Your answer should be one number, the count of lines in the records that carry the string "header".

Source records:
++++++

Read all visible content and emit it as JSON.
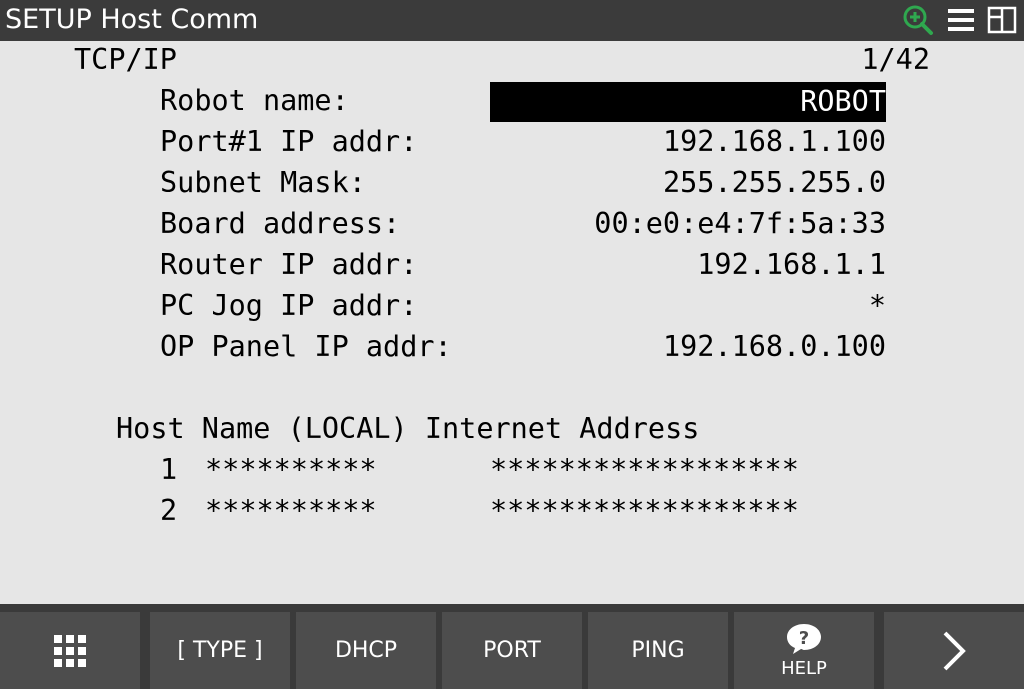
{
  "title": "SETUP Host Comm",
  "icons": {
    "zoom": "zoom-in-icon",
    "menu": "menu-icon",
    "layout": "split-window-icon",
    "accent_green": "#2fa84f"
  },
  "header": {
    "section": "TCP/IP",
    "page": "1/42"
  },
  "fields": [
    {
      "label": "Robot name:",
      "value": "ROBOT"
    },
    {
      "label": "Port#1 IP addr:",
      "value": "192.168.1.100"
    },
    {
      "label": "Subnet Mask:",
      "value": "255.255.255.0"
    },
    {
      "label": "Board address:",
      "value": "00:e0:e4:7f:5a:33"
    },
    {
      "label": "Router IP addr:",
      "value": "192.168.1.1"
    },
    {
      "label": "PC Jog IP addr:",
      "value": "*"
    },
    {
      "label": "OP Panel IP addr:",
      "value": "192.168.0.100"
    }
  ],
  "host_table": {
    "header": "Host Name (LOCAL) Internet Address",
    "rows": [
      {
        "num": "1",
        "name": "**********",
        "address": "******************"
      },
      {
        "num": "2",
        "name": "**********",
        "address": "******************"
      }
    ]
  },
  "function_keys": [
    {
      "label": "",
      "icon": "grid-menu-icon"
    },
    {
      "label": "[ TYPE ]"
    },
    {
      "label": "DHCP"
    },
    {
      "label": "PORT"
    },
    {
      "label": "PING"
    },
    {
      "label": "HELP",
      "icon": "help-icon"
    },
    {
      "label": "",
      "icon": "chevron-right-icon"
    }
  ]
}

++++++

Output of the task: 2